---------- Source records

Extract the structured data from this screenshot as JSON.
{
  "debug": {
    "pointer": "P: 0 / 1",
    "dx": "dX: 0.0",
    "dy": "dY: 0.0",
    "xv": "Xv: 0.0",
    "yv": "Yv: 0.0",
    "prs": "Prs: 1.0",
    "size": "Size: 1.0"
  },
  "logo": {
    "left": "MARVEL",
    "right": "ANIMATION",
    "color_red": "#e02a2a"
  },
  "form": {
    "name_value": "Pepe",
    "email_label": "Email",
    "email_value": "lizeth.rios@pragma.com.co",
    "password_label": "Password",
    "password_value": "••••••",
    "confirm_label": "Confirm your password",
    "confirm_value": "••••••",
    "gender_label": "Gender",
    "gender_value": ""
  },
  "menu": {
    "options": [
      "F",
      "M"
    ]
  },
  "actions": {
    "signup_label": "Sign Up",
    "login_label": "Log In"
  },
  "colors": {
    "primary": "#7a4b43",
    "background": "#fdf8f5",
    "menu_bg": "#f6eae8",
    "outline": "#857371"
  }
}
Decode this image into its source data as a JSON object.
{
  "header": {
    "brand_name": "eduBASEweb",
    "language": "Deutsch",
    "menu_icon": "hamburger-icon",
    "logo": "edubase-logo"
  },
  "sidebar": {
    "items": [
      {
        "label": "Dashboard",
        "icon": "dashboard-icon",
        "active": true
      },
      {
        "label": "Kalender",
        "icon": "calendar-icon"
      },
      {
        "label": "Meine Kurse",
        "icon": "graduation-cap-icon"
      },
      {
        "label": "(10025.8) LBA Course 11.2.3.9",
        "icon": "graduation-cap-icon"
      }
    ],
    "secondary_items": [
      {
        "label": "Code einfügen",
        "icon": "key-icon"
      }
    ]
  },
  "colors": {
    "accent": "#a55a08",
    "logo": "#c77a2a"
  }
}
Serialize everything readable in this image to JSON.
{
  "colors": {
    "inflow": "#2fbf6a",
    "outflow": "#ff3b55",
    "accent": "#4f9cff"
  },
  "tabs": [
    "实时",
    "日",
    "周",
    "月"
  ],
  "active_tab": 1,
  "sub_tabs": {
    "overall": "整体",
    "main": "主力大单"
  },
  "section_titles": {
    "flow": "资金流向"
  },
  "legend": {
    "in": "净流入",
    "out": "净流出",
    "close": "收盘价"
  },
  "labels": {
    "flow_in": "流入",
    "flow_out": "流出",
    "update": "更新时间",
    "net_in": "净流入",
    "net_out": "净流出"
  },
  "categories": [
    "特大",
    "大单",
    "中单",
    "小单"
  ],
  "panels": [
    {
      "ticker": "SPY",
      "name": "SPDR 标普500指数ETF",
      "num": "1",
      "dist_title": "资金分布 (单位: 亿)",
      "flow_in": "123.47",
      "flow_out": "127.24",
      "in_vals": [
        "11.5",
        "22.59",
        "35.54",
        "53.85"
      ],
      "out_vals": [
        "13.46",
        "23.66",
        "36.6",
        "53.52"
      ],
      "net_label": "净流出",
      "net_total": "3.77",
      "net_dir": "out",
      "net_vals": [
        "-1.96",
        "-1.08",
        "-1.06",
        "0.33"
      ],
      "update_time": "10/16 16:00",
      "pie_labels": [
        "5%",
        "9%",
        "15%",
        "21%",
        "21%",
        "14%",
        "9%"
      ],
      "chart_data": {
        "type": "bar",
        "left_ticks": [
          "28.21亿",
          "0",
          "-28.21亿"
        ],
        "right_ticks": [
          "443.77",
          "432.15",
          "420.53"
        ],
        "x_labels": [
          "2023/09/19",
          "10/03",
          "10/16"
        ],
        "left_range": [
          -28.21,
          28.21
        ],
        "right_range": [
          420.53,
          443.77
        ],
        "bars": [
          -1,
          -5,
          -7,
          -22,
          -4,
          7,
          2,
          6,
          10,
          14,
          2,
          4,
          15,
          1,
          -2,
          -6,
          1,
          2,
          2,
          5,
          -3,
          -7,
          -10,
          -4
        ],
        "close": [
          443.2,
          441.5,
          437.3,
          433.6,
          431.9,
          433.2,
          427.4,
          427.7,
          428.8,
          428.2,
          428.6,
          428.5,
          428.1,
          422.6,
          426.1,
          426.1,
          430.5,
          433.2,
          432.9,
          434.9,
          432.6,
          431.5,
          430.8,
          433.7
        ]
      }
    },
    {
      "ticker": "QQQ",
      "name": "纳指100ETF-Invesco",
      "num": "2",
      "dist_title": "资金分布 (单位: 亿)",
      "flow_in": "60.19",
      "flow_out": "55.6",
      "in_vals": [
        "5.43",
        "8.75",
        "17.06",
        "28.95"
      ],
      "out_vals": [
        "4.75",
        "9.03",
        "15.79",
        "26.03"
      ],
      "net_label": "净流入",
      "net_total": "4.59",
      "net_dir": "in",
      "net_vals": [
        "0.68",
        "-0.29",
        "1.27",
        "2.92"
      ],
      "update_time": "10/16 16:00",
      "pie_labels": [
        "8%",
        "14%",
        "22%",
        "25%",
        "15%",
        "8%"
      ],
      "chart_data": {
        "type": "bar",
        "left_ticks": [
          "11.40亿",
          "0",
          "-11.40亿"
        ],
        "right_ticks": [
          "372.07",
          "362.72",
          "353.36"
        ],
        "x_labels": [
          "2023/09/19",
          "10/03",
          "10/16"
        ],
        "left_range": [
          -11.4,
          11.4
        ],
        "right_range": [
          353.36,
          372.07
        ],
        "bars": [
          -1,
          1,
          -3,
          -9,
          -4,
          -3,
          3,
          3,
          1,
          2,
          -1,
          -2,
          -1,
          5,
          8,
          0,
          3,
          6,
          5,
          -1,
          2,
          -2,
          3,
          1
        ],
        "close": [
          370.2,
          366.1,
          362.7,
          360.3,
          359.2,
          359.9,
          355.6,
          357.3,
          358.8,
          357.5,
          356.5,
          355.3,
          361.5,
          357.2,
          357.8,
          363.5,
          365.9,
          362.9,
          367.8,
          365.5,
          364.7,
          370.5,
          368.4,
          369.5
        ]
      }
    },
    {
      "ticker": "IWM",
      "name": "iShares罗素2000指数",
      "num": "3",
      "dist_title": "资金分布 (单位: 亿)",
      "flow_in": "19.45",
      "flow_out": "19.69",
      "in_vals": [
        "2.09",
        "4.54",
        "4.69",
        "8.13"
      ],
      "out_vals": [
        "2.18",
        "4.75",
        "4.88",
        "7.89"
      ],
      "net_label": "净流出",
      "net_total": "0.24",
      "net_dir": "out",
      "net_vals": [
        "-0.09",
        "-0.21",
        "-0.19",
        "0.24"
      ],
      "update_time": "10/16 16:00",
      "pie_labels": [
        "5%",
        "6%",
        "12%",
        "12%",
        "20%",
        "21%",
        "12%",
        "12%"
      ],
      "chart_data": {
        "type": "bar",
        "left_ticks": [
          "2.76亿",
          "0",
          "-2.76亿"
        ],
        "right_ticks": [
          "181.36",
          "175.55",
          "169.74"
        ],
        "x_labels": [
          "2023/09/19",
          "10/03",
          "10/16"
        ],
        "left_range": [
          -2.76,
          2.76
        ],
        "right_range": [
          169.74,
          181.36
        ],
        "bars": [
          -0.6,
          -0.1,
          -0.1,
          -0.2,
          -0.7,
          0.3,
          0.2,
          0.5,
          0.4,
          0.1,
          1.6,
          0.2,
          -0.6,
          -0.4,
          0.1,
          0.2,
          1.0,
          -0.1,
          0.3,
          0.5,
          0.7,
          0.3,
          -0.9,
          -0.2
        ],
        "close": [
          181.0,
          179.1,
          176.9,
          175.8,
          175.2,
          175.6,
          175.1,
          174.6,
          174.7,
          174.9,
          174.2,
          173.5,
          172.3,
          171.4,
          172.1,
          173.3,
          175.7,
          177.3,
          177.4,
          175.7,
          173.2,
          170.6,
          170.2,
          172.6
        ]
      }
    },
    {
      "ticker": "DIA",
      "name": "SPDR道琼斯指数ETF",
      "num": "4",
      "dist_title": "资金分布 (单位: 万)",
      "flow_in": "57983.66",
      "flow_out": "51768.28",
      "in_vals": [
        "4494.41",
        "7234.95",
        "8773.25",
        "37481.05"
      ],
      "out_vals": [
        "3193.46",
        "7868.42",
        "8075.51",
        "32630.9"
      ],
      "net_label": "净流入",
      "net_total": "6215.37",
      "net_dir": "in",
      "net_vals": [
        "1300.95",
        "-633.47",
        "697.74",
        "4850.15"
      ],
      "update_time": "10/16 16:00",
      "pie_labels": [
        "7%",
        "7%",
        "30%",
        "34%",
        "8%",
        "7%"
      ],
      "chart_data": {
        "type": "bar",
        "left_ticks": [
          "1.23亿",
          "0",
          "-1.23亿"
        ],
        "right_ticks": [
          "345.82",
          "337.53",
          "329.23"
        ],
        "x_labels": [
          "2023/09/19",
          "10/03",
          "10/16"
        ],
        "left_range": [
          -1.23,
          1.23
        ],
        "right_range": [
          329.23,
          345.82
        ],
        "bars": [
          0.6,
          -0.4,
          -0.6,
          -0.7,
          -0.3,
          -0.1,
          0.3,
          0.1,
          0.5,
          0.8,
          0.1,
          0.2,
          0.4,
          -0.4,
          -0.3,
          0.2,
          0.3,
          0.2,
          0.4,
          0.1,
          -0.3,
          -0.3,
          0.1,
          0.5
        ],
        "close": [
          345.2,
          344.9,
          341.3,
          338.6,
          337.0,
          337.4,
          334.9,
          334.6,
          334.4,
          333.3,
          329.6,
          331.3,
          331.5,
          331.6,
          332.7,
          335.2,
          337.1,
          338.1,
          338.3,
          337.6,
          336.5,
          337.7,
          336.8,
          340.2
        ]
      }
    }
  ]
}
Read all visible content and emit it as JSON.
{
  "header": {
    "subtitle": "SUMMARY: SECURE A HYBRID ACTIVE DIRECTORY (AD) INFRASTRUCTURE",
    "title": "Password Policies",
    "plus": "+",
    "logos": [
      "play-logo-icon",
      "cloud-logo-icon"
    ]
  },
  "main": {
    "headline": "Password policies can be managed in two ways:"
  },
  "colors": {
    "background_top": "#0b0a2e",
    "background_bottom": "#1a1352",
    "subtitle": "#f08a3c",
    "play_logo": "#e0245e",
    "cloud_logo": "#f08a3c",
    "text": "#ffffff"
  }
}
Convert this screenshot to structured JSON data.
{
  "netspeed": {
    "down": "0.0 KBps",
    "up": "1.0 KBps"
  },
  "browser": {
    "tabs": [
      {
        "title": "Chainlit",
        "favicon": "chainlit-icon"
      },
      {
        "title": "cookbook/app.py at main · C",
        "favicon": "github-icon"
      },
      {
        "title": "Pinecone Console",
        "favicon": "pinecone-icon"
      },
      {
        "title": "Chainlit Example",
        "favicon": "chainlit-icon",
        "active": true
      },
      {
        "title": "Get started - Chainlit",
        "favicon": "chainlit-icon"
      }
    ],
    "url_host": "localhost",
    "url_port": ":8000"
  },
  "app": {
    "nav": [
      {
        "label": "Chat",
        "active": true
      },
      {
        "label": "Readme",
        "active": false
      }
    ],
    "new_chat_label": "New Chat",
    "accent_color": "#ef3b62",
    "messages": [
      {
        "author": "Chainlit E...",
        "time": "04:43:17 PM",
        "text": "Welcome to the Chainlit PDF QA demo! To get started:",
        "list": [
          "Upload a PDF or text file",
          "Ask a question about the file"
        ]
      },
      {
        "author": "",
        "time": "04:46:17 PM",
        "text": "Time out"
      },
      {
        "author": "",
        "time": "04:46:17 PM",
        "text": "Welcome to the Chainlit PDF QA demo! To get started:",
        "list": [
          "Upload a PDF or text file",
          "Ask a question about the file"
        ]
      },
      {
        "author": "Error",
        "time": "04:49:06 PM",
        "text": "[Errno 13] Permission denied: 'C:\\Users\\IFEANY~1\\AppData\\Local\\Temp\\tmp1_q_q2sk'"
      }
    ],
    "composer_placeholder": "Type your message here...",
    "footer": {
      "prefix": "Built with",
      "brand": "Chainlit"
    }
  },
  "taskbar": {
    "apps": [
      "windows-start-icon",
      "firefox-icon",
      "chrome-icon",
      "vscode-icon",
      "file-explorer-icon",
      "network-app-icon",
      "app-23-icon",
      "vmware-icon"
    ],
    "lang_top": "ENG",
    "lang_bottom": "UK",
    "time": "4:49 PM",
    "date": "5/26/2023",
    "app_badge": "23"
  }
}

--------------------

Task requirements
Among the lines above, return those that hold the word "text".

Reply to the task
    "text": "#ffffff"
        "text": "Welcome to the Chainlit PDF QA demo! To get started:",
          "Upload a PDF or text file",
        "text": "Time out"
        "text": "Welcome to the Chainlit PDF QA demo! To get started:",
          "Upload a PDF or text file",
        "text": "[Errno 13] Permission denied: 'C:\\Users\\IFEANY~1\\AppData\\Local\\Temp\\tmp1_q_q2sk'"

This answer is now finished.